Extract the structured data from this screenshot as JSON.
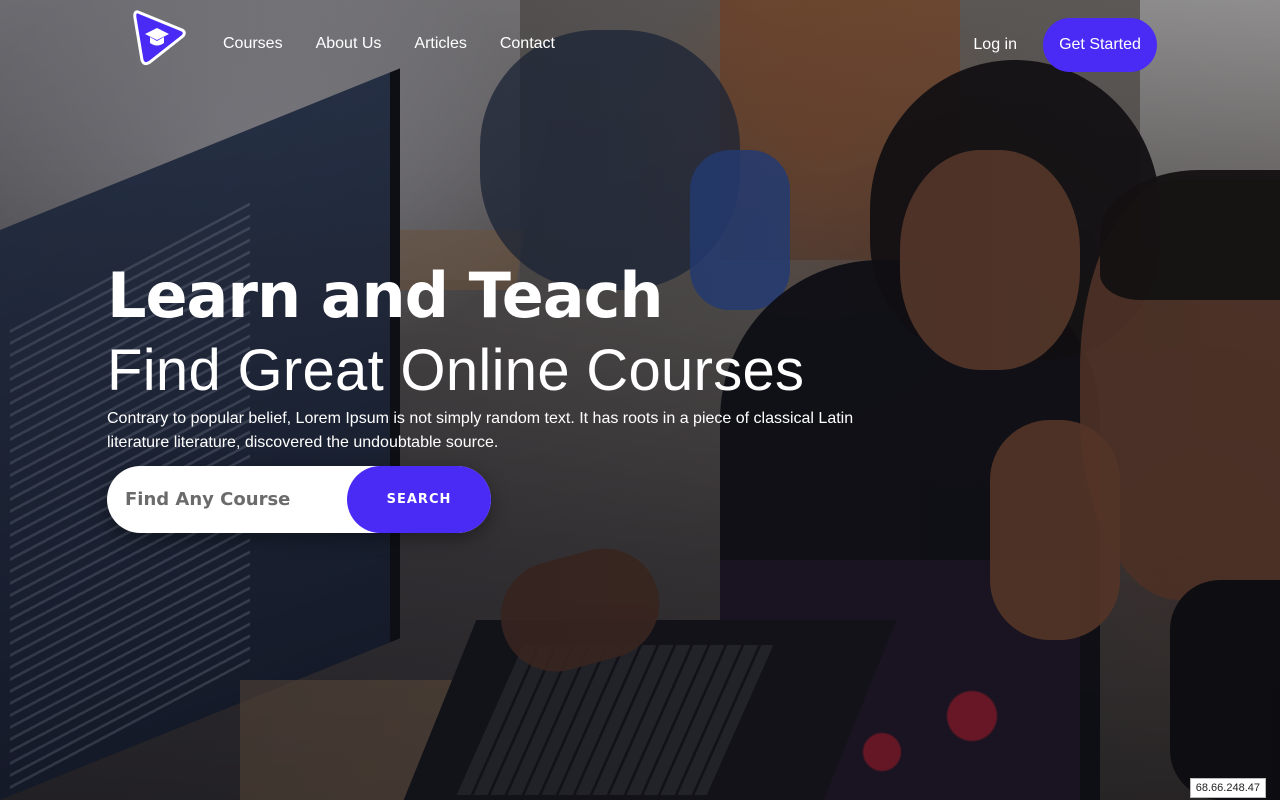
{
  "brand": {
    "logo_icon": "graduation-cap-icon",
    "accent_color": "#4a2bf5"
  },
  "nav": {
    "links": [
      {
        "label": "Courses"
      },
      {
        "label": "About Us"
      },
      {
        "label": "Articles"
      },
      {
        "label": "Contact"
      }
    ],
    "login_label": "Log in",
    "cta_label": "Get Started"
  },
  "hero": {
    "title": "Learn and Teach",
    "subtitle": "Find Great Online Courses",
    "description": "Contrary to popular belief, Lorem Ipsum is not simply random text. It has roots in a piece of classical Latin literature literature, discovered the undoubtable source."
  },
  "search": {
    "placeholder": "Find Any Course",
    "value": "",
    "button_label": "SEARCH"
  },
  "ip_badge": "68.66.248.47"
}
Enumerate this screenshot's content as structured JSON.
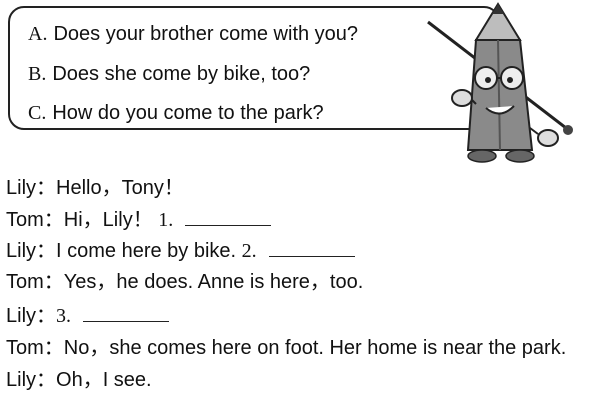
{
  "options": [
    {
      "letter": "A.",
      "text": "Does your brother come with you?"
    },
    {
      "letter": "B.",
      "text": "Does she come by bike, too?"
    },
    {
      "letter": "C.",
      "text": "How do you come to the park?"
    }
  ],
  "dialogue": [
    {
      "speaker": "Lily：",
      "text": "Hello，Tony！",
      "num": ""
    },
    {
      "speaker": "Tom：",
      "text": "Hi，Lily！",
      "num": "1."
    },
    {
      "speaker": "Lily：",
      "text": "I come here by bike.",
      "num": "2."
    },
    {
      "speaker": "Tom：",
      "text": "Yes，he does. Anne is here，too.",
      "num": ""
    },
    {
      "speaker": "Lily：",
      "text": "",
      "num": "3."
    },
    {
      "speaker": "Tom：",
      "text": "No，she comes here on foot. Her home is near the park.",
      "num": ""
    },
    {
      "speaker": "Lily：",
      "text": "Oh，I see.",
      "num": ""
    }
  ]
}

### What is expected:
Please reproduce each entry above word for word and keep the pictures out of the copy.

### Exercise solution:
Extract the structured data from this screenshot as JSON.
{
  "brand": {
    "logo_icon": "graduation-cap-icon",
    "accent_color": "#4a2bf5"
  },
  "nav": {
    "links": [
      {
        "label": "Courses"
      },
      {
        "label": "About Us"
      },
      {
        "label": "Articles"
      },
      {
        "label": "Contact"
      }
    ],
    "login_label": "Log in",
    "cta_label": "Get Started"
  },
  "hero": {
    "title": "Learn and Teach",
    "subtitle": "Find Great Online Courses",
    "description": "Contrary to popular belief, Lorem Ipsum is not simply random text. It has roots in a piece of classical Latin literature literature, discovered the undoubtable source."
  },
  "search": {
    "placeholder": "Find Any Course",
    "value": "",
    "button_label": "SEARCH"
  },
  "ip_badge": "68.66.248.47"
}
Enumerate this screenshot's content as structured JSON.
{
  "options": [
    {
      "letter": "A.",
      "text": "Does your brother come with you?"
    },
    {
      "letter": "B.",
      "text": "Does she come by bike, too?"
    },
    {
      "letter": "C.",
      "text": "How do you come to the park?"
    }
  ],
  "dialogue": [
    {
      "speaker": "Lily：",
      "text": "Hello，Tony！",
      "num": ""
    },
    {
      "speaker": "Tom：",
      "text": "Hi，Lily！",
      "num": "1."
    },
    {
      "speaker": "Lily：",
      "text": "I come here by bike.",
      "num": "2."
    },
    {
      "speaker": "Tom：",
      "text": "Yes，he does. Anne is here，too.",
      "num": ""
    },
    {
      "speaker": "Lily：",
      "text": "",
      "num": "3."
    },
    {
      "speaker": "Tom：",
      "text": "No，she comes here on foot. Her home is near the park.",
      "num": ""
    },
    {
      "speaker": "Lily：",
      "text": "Oh，I see.",
      "num": ""
    }
  ]
}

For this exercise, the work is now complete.